(RECORDS SUPPLIED)
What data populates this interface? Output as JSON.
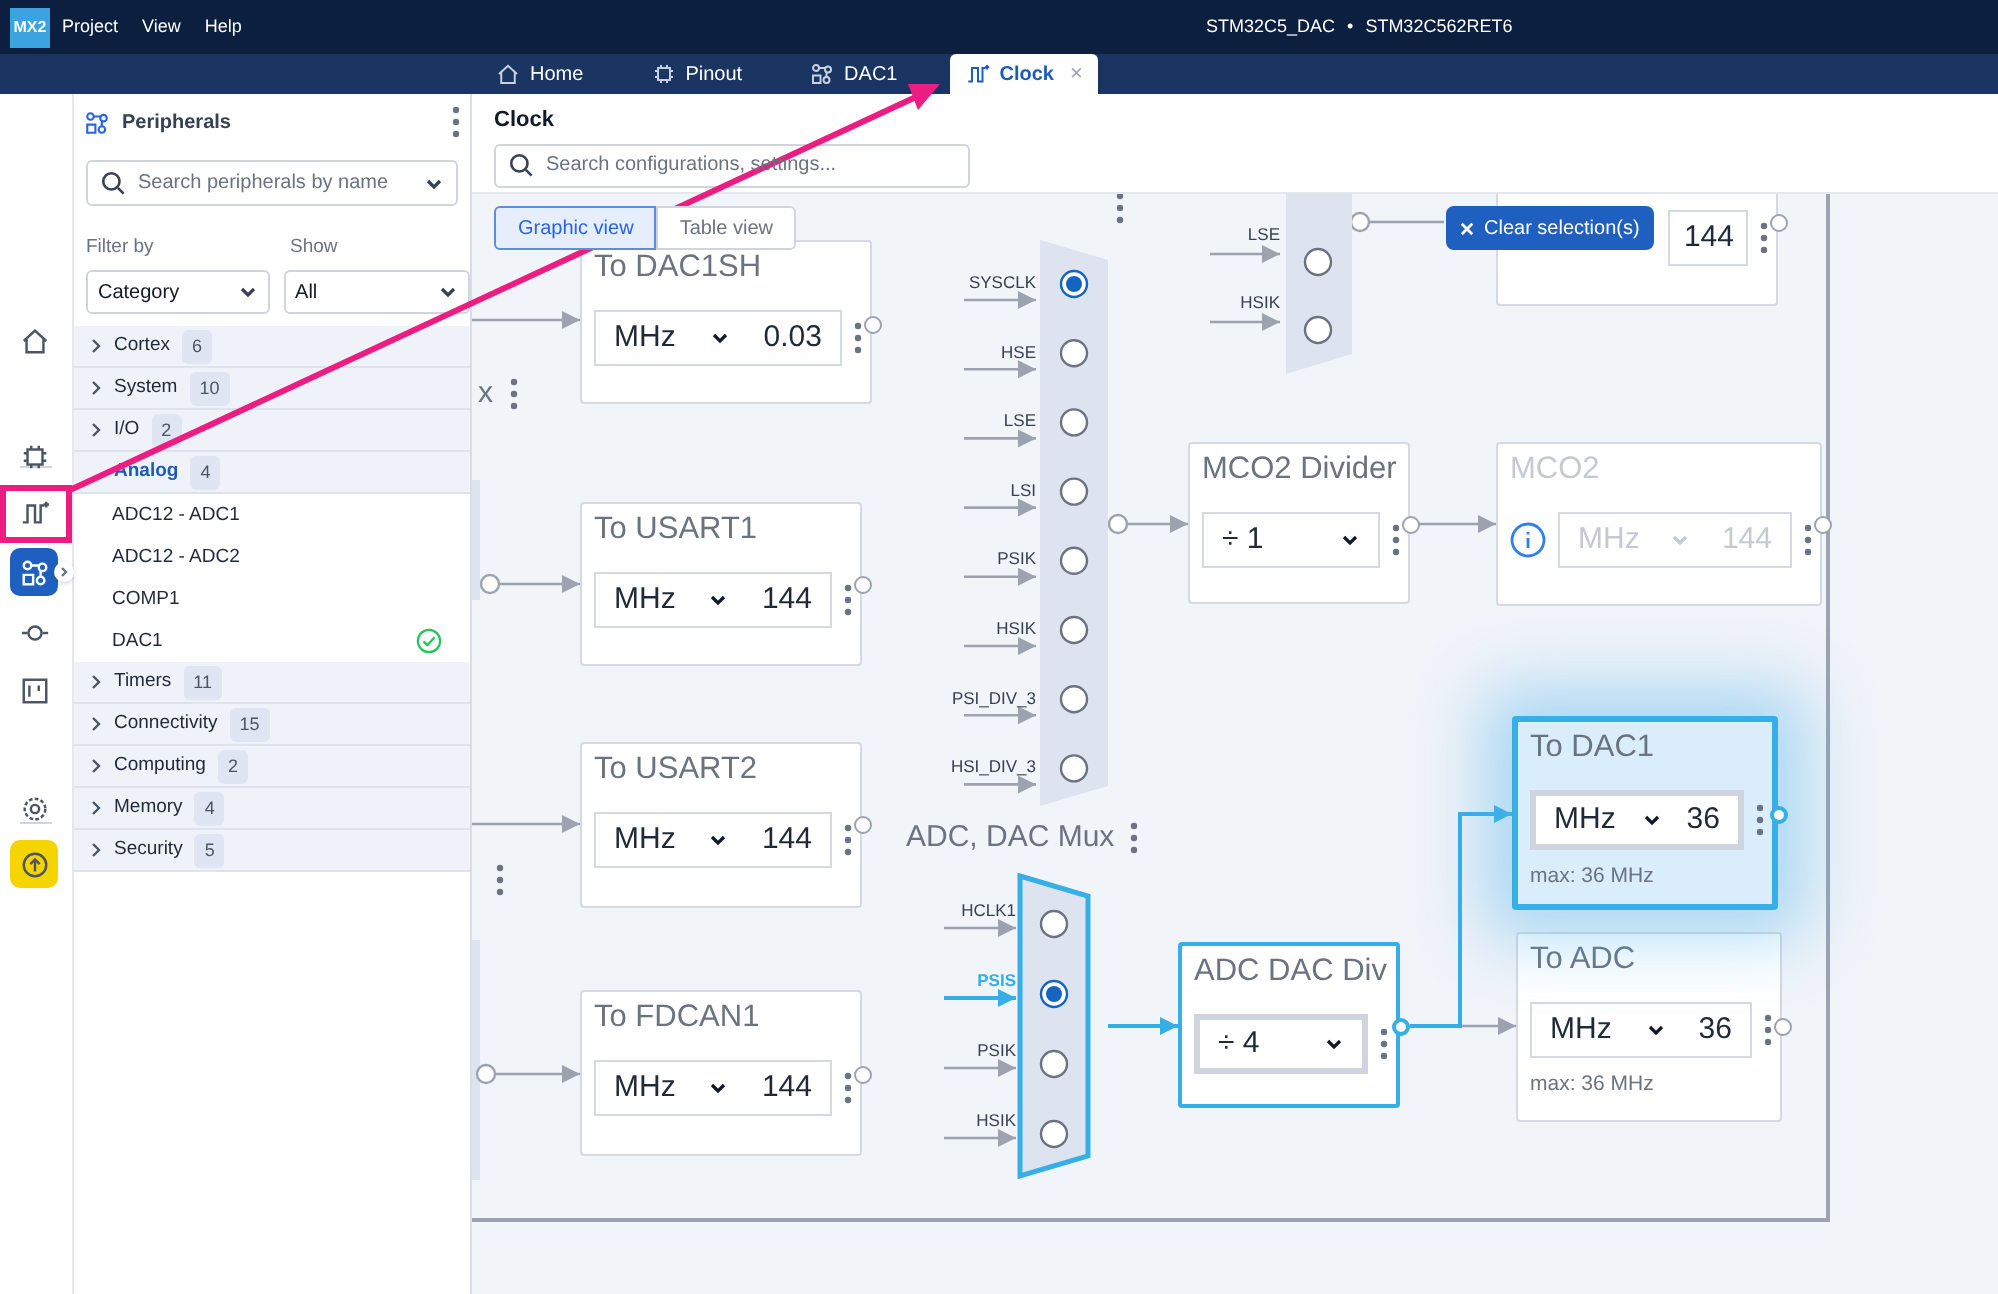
{
  "app": {
    "logo": "MX2",
    "menu": [
      "Project",
      "View",
      "Help"
    ],
    "project": "STM32C5_DAC",
    "separator": "•",
    "device": "STM32C562RET6"
  },
  "tabs": [
    {
      "label": "Home",
      "kind": "home",
      "selected": false
    },
    {
      "label": "Pinout",
      "kind": "chip",
      "selected": false
    },
    {
      "label": "DAC1",
      "kind": "peripherals",
      "selected": false
    },
    {
      "label": "Clock",
      "kind": "clock",
      "selected": true,
      "close": "×"
    }
  ],
  "rail": [
    {
      "kind": "home",
      "selected": false
    },
    {
      "kind": "chip",
      "selected": false
    },
    {
      "kind": "clock",
      "selected": false
    },
    {
      "kind": "peripherals",
      "selected": true
    },
    {
      "kind": "connector",
      "selected": false
    },
    {
      "kind": "board",
      "selected": false
    },
    {
      "kind": "settings",
      "selected": false
    },
    {
      "kind": "upload",
      "selected": false
    }
  ],
  "peripherals": {
    "title": "Peripherals",
    "search_placeholder": "Search peripherals by name",
    "filter_label": "Filter by",
    "filter_value": "Category",
    "show_label": "Show",
    "show_value": "All",
    "categories": [
      {
        "name": "Cortex",
        "count": "6",
        "expanded": false
      },
      {
        "name": "System",
        "count": "10",
        "expanded": false
      },
      {
        "name": "I/O",
        "count": "2",
        "expanded": false
      },
      {
        "name": "Analog",
        "count": "4",
        "expanded": true,
        "children": [
          {
            "name": "ADC12 - ADC1",
            "configured": false
          },
          {
            "name": "ADC12 - ADC2",
            "configured": false
          },
          {
            "name": "COMP1",
            "configured": false
          },
          {
            "name": "DAC1",
            "configured": true
          }
        ]
      },
      {
        "name": "Timers",
        "count": "11",
        "expanded": false
      },
      {
        "name": "Connectivity",
        "count": "15",
        "expanded": false
      },
      {
        "name": "Computing",
        "count": "2",
        "expanded": false
      },
      {
        "name": "Memory",
        "count": "4",
        "expanded": false
      },
      {
        "name": "Security",
        "count": "5",
        "expanded": false
      }
    ]
  },
  "clock": {
    "title": "Clock",
    "search_placeholder": "Search configurations, settings...",
    "views": [
      {
        "label": "Graphic view",
        "selected": true
      },
      {
        "label": "Table view",
        "selected": false
      }
    ],
    "clear_button": "Clear selection(s)",
    "cut_label": "x",
    "nodes": [
      {
        "title": "To DAC1SH",
        "unit": "MHz",
        "value": "0.03",
        "disabled": false,
        "highlighted": false,
        "active": false
      },
      {
        "title": "To USART1",
        "unit": "MHz",
        "value": "144",
        "disabled": false,
        "highlighted": false,
        "active": false
      },
      {
        "title": "To USART2",
        "unit": "MHz",
        "value": "144",
        "disabled": false,
        "highlighted": false,
        "active": false
      },
      {
        "title": "To FDCAN1",
        "unit": "MHz",
        "value": "144",
        "disabled": false,
        "highlighted": false,
        "active": false
      },
      {
        "value": "144",
        "disabled": false,
        "highlighted": false,
        "active": false
      },
      {
        "title": "MCO2 Divider",
        "value": "÷ 1",
        "disabled": false,
        "highlighted": false,
        "active": false
      },
      {
        "title": "MCO2",
        "unit": "MHz",
        "value": "144",
        "disabled": true,
        "highlighted": false,
        "active": false
      },
      {
        "title": "ADC DAC Div",
        "value": "÷ 4",
        "disabled": false,
        "highlighted": false,
        "active": true
      },
      {
        "title": "To DAC1",
        "unit": "MHz",
        "value": "36",
        "max": "max: 36 MHz",
        "disabled": false,
        "highlighted": true,
        "active": true
      },
      {
        "title": "To ADC",
        "unit": "MHz",
        "value": "36",
        "max": "max: 36 MHz",
        "disabled": false,
        "highlighted": false,
        "active": false
      }
    ],
    "muxes": [
      {
        "active": false,
        "inputs": [
          {
            "label": "LSE",
            "selected": false
          },
          {
            "label": "HSIK",
            "selected": false
          }
        ]
      },
      {
        "active": false,
        "inputs": [
          {
            "label": "SYSCLK",
            "selected": true
          },
          {
            "label": "HSE",
            "selected": false
          },
          {
            "label": "LSE",
            "selected": false
          },
          {
            "label": "LSI",
            "selected": false
          },
          {
            "label": "PSIK",
            "selected": false
          },
          {
            "label": "HSIK",
            "selected": false
          },
          {
            "label": "PSI_DIV_3",
            "selected": false
          },
          {
            "label": "HSI_DIV_3",
            "selected": false
          }
        ]
      },
      {
        "title": "ADC, DAC Mux",
        "active": true,
        "inputs": [
          {
            "label": "HCLK1",
            "selected": false
          },
          {
            "label": "PSIS",
            "selected": true
          },
          {
            "label": "PSIK",
            "selected": false
          },
          {
            "label": "HSIK",
            "selected": false
          }
        ]
      }
    ]
  }
}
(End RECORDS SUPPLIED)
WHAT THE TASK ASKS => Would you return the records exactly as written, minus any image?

YOUR SOLUTION =>
What data populates this interface? Output as JSON.
{
  "app": {
    "logo": "MX2",
    "menu": [
      "Project",
      "View",
      "Help"
    ],
    "project": "STM32C5_DAC",
    "separator": "•",
    "device": "STM32C562RET6"
  },
  "tabs": [
    {
      "label": "Home",
      "kind": "home",
      "selected": false
    },
    {
      "label": "Pinout",
      "kind": "chip",
      "selected": false
    },
    {
      "label": "DAC1",
      "kind": "peripherals",
      "selected": false
    },
    {
      "label": "Clock",
      "kind": "clock",
      "selected": true,
      "close": "×"
    }
  ],
  "rail": [
    {
      "kind": "home",
      "selected": false
    },
    {
      "kind": "chip",
      "selected": false
    },
    {
      "kind": "clock",
      "selected": false
    },
    {
      "kind": "peripherals",
      "selected": true
    },
    {
      "kind": "connector",
      "selected": false
    },
    {
      "kind": "board",
      "selected": false
    },
    {
      "kind": "settings",
      "selected": false
    },
    {
      "kind": "upload",
      "selected": false
    }
  ],
  "peripherals": {
    "title": "Peripherals",
    "search_placeholder": "Search peripherals by name",
    "filter_label": "Filter by",
    "filter_value": "Category",
    "show_label": "Show",
    "show_value": "All",
    "categories": [
      {
        "name": "Cortex",
        "count": "6",
        "expanded": false
      },
      {
        "name": "System",
        "count": "10",
        "expanded": false
      },
      {
        "name": "I/O",
        "count": "2",
        "expanded": false
      },
      {
        "name": "Analog",
        "count": "4",
        "expanded": true,
        "children": [
          {
            "name": "ADC12 - ADC1",
            "configured": false
          },
          {
            "name": "ADC12 - ADC2",
            "configured": false
          },
          {
            "name": "COMP1",
            "configured": false
          },
          {
            "name": "DAC1",
            "configured": true
          }
        ]
      },
      {
        "name": "Timers",
        "count": "11",
        "expanded": false
      },
      {
        "name": "Connectivity",
        "count": "15",
        "expanded": false
      },
      {
        "name": "Computing",
        "count": "2",
        "expanded": false
      },
      {
        "name": "Memory",
        "count": "4",
        "expanded": false
      },
      {
        "name": "Security",
        "count": "5",
        "expanded": false
      }
    ]
  },
  "clock": {
    "title": "Clock",
    "search_placeholder": "Search configurations, settings...",
    "views": [
      {
        "label": "Graphic view",
        "selected": true
      },
      {
        "label": "Table view",
        "selected": false
      }
    ],
    "clear_button": "Clear selection(s)",
    "cut_label": "x",
    "nodes": [
      {
        "title": "To DAC1SH",
        "unit": "MHz",
        "value": "0.03",
        "disabled": false,
        "highlighted": false,
        "active": false
      },
      {
        "title": "To USART1",
        "unit": "MHz",
        "value": "144",
        "disabled": false,
        "highlighted": false,
        "active": false
      },
      {
        "title": "To USART2",
        "unit": "MHz",
        "value": "144",
        "disabled": false,
        "highlighted": false,
        "active": false
      },
      {
        "title": "To FDCAN1",
        "unit": "MHz",
        "value": "144",
        "disabled": false,
        "highlighted": false,
        "active": false
      },
      {
        "value": "144",
        "disabled": false,
        "highlighted": false,
        "active": false
      },
      {
        "title": "MCO2 Divider",
        "value": "÷ 1",
        "disabled": false,
        "highlighted": false,
        "active": false
      },
      {
        "title": "MCO2",
        "unit": "MHz",
        "value": "144",
        "disabled": true,
        "highlighted": false,
        "active": false
      },
      {
        "title": "ADC DAC Div",
        "value": "÷ 4",
        "disabled": false,
        "highlighted": false,
        "active": true
      },
      {
        "title": "To DAC1",
        "unit": "MHz",
        "value": "36",
        "max": "max: 36 MHz",
        "disabled": false,
        "highlighted": true,
        "active": true
      },
      {
        "title": "To ADC",
        "unit": "MHz",
        "value": "36",
        "max": "max: 36 MHz",
        "disabled": false,
        "highlighted": false,
        "active": false
      }
    ],
    "muxes": [
      {
        "active": false,
        "inputs": [
          {
            "label": "LSE",
            "selected": false
          },
          {
            "label": "HSIK",
            "selected": false
          }
        ]
      },
      {
        "active": false,
        "inputs": [
          {
            "label": "SYSCLK",
            "selected": true
          },
          {
            "label": "HSE",
            "selected": false
          },
          {
            "label": "LSE",
            "selected": false
          },
          {
            "label": "LSI",
            "selected": false
          },
          {
            "label": "PSIK",
            "selected": false
          },
          {
            "label": "HSIK",
            "selected": false
          },
          {
            "label": "PSI_DIV_3",
            "selected": false
          },
          {
            "label": "HSI_DIV_3",
            "selected": false
          }
        ]
      },
      {
        "title": "ADC, DAC Mux",
        "active": true,
        "inputs": [
          {
            "label": "HCLK1",
            "selected": false
          },
          {
            "label": "PSIS",
            "selected": true
          },
          {
            "label": "PSIK",
            "selected": false
          },
          {
            "label": "HSIK",
            "selected": false
          }
        ]
      }
    ]
  }
}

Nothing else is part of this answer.